The prosecution asked their last questions to “Junior Gbagbo” on Thursday, November 17, at the International Criminal Court (ICC). The Liberian ex-combatant talked about his role during the 2010-2011 post-election crisis.
“To protect the president:” This is the role that the witness allegedly assumed during the post-election crisis. For three to four months, until the arrest of Laurent Gbagbo, Jérôme Tarlue, also known as “Junior Gbagbo” was stationed at the president’s residence in Cocody, according to his statements. When questioned by the lawyers for the prosecution on the subject, the Liberian veteran told of how he got there. While residing with some 15 other Liberian ex-combatants in the Red City, the witness was approached by Séka Séka.
“He said he wanted us to help him,” he said, adding that they had first to prove that they knew how to “handle arms.”
While Tarlue finds it difficult to define the temporal framework of his narratives, he does not hesitate to provide ample details about the course of events. Thus, the ex-combatant dwelt at length on the night when he actually joined the residence. While Simone Gbagbo’s bodyguard was to come back to pick up the Liberians in the Red City, it was the target of an attack. The former members of the Lima forces had to flee, were shot at, and retaliated with weapons found on the battlefield. Finally, Tarlue and his men managed to reach the residence. From then on, the group called “Moby 1” was “under the command of Séka Séka ” and his deputy.

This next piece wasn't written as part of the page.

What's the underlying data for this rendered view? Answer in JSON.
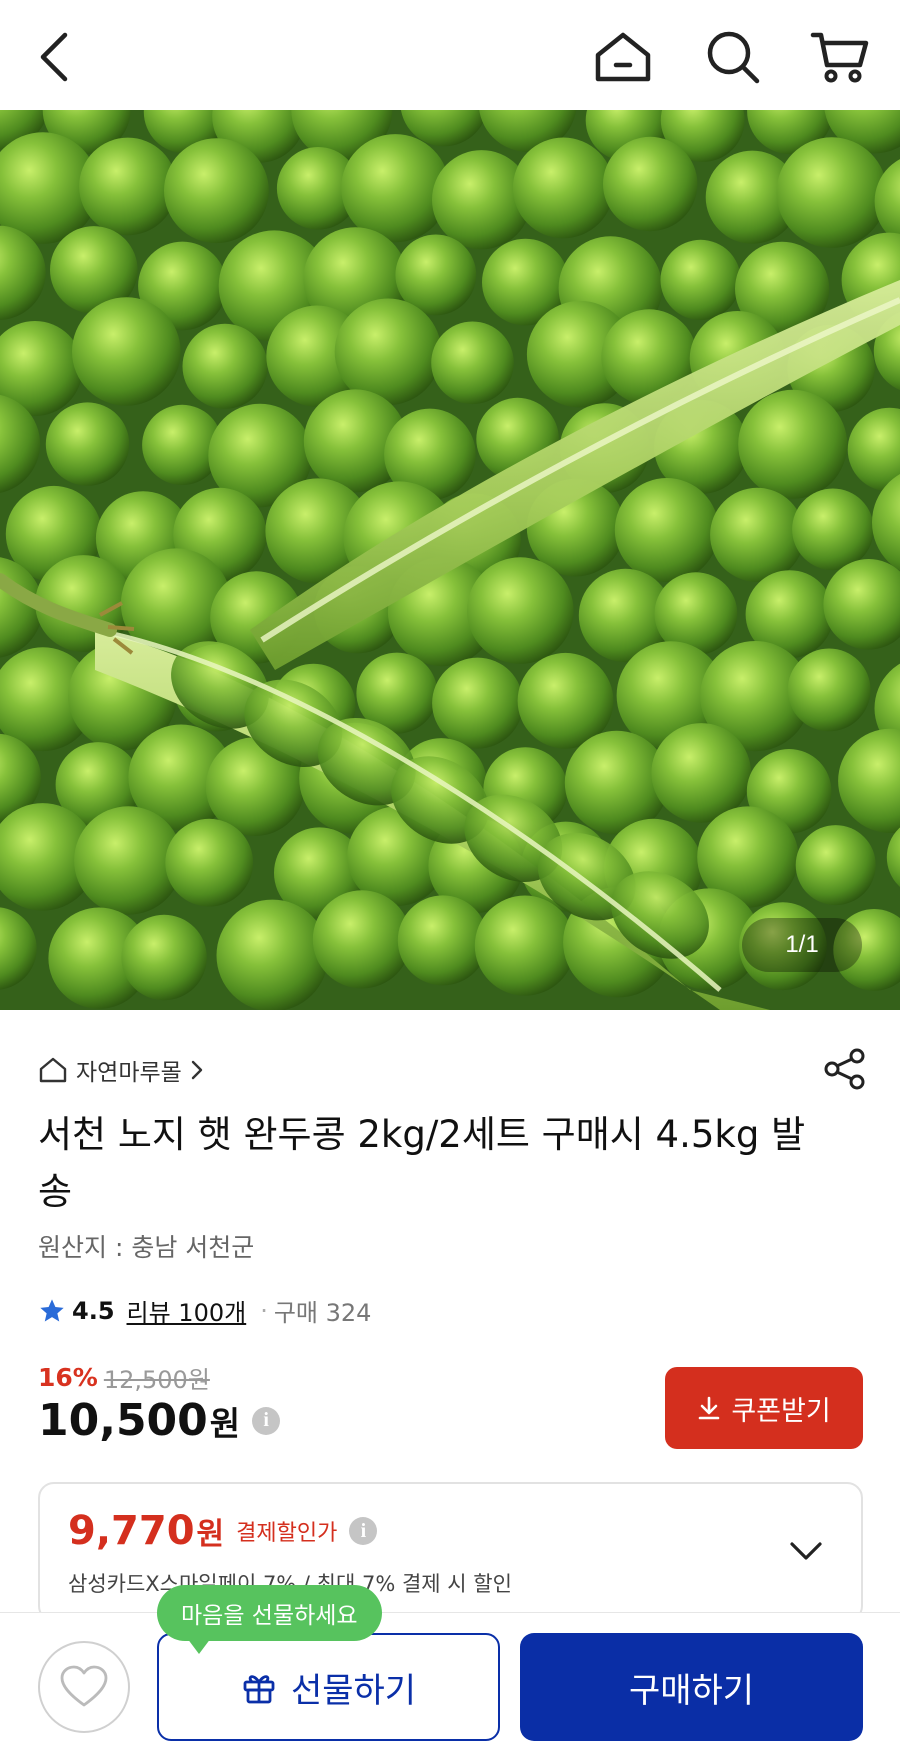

“What were you doing at the residence?” asked the representative of the prosecution.
“We love the president, and we wanted to ensure his protection,” said Junior Gbagbo.
He spoke at length about how the residence was “under attack all the time” and how the heavy weapons had been destroyed by the French. “We only had AK47 left,” he said. Alongside the gendarmes, the Liberians’ mission was to fight and “repel the assailants.”
The witness also talked of a security mission around Michel Gbagbo, the former president’s son, during one of his trips. “Thanks to me he was not touched that day,” the witness said.
The prosecution also wanted to know what had happened to the Liberians once Laurent Gbagbo was arrested. Tarlue recounted how he had left the residence to go first to Yopougon and then to navy “barracks,” from which he himself managed to “escape.”
“It was total chaos,” he said.
Laurent Gbagbo and Charles Blé Goudé are charged with four counts of crimes against humanity, including murder, rape, and other inhumane acts, or – in the alternative – attempted murder and persecution. The accused allegedly committed these crimes during post-electoral violence in Côte d’Ivoire between December 16, 2010 and April 12, 2011.
This summary comes from Ivoire Justice, a project of Radio Netherlands Worldwide (RNW), which offers monitoring and commentary on the ICC’s proceedings arising from the post-election violence that occurred in Cote d’Ivoire in 2010-2011. It has been translated into English for use on International Justice Monitor.